A speech in the B.C. Legislature on Monday, Oct. 4, 2021 by Peter Milobar, MLA for Kamloops-North Thompson.
P. Milobar: I rise today to acknowledge the recent Orange Shirt Day held on the inaugural National Day for Truth and Reconciliation on September 30, but more broadly to speak about reconciliation with Indigenous peoples and the individual and collective efforts we must make to achieve it.
Last Thursday many of us in this chamber and many more across British Columbia attended local events to mark the National Day for Truth and Reconciliation. We wore orange shirts as a visible symbol of our commitment to reconciliation.
Orange Shirt Day started in the Cariboo region and is a legacy of the St. Joseph Mission Residential School commemoration project and reunion events that took place in Williams Lake in 2013. Former student Phyllis Webstad shared a story of how she had excitedly picked out her new orange shirt to wear to her new school, not knowing it would be taken from her amongst the other injustices she experienced there.
But beyond wearing a shirt or attending an observance, what else can we do to advance the process of reconciliation in our communities? We must listen to the voices of Indigenous people, who have too often been silenced by institutions and individuals.
As I listened to the various Indigenous leaderships speak in Kamloops on Thursday, it struck me that…. As speaker after speaker spoke about how there must be truth before true reconciliation, it occurred to me that Indigenous voices across this country had been speaking the truth for generations.
What had been lacking is a believing of the truth. For us to actually truly embrace reconciliation in a meaningful way with those Indigenous communities and Indigenous leaders, we must be willing to finally, with open arms, believe what we had been hearing all this time.
It took the tragic events and discovery of 215 unmarked graves in Kamloops to shine a national spotlight on that and make us collectively, as a society, take a look and start to truly listen and, more importantly, believe what we’d been hearing all these decades.
As a father of three Indigenous children myself, it was moving for me to sit there and think that the last school shut down in 1996. Two of my children would have been born while these schools were still open — or the last school, anyways. I can’t fathom what it would have been like to have a knock on the door, and your own kid is gone.
So for us to truly engage with reconciliation, we have to believe what we have been hearing.

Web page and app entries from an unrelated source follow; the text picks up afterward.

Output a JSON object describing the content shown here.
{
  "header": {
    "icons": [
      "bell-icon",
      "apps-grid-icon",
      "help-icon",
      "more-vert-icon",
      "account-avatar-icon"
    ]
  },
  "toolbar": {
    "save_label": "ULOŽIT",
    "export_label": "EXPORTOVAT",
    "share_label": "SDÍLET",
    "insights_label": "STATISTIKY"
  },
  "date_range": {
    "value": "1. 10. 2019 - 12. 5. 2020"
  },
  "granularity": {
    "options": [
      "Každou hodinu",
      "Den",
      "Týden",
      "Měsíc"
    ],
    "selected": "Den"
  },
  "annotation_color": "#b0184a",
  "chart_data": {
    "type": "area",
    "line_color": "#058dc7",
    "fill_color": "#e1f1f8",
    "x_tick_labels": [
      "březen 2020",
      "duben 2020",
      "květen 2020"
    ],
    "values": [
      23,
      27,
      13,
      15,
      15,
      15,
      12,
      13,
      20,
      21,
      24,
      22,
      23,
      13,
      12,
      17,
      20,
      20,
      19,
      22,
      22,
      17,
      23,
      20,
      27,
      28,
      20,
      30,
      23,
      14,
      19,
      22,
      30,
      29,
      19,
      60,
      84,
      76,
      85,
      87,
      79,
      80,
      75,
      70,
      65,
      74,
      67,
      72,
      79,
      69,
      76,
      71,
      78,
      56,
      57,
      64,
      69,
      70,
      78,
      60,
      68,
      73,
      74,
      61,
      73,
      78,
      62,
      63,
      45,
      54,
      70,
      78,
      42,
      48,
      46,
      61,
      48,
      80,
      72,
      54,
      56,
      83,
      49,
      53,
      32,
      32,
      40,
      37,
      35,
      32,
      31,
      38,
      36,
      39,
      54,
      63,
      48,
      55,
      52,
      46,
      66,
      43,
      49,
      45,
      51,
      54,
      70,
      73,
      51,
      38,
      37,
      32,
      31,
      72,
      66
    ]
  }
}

We have to believe the intergenerational trauma is real. Just think for a moment what it must have been like for parents who had to attend those schools themselves to knowingly send their children and know what they were sending their children to. To think that that did not cause real and irreparable generational trauma is simply unfathomable.
To me, it’s important that we combat stereotypes. It’s important that we listen. It’s important the truth be told. But it is very important that the truth is believed, and that is a path forward that we can see for true reconciliation. The strength of the Tk’emlúps te Secwépemc and Kúkpi7 Chief Roseanne Casimir and, in fact, the whole Secwépemc’ulucw residents has been phenomenal through this. They’re not the only ones though.
We’re seeing it from community by community by community. The number of schools in B.C. was incredible when you start to look at the overall national picture. To see that type of leadership step forward, to see those communities step forward, to see those communities still with open arms accept people into their community to try to have those conversations, it’s incumbent on not just everyone in this chamber, but, in fact, everyone in British Columbia to actually truly start to meaningfully engage in reconciliation efforts.
The leadership of First Nations communities, the overall population of Indigenous communities had been there for quite some time, wanting to engage, wanting to move forward in a meaningful way and wanting to do things in a good way with everyone in British Columbia. As First Nations leadership says regularly, they’re not going anywhere. We’re not going anywhere. We need to find that path forward.
We need to find that way to make sure that their voices are believed. Because as I say, there truly can’t be reconciliation without the truth. But the truth has been out there for quite some time. As Kamloops continues to be the focal point at this juncture, we know, sadly, other communities will start to advance as well with their discoveries.
People are listening. Now is the time more than ever for us to take a meaningful action in this chamber to make sure that the words in the UNDRIP document that we all unanimously passed in that legislation are meaningfully actioned and to make sure that as we move forward, reconciliation is not just a buzzword, as again many leaders on that stage said on Thursday, the time for empty words and empty promises is long over.
The time for meaningful action and meaningful reconciliation is now. I know all of the members in this House feel that way. Now we collectively have to make sure our actions demonstrate that commitment to those words.
Source: BC Hansard.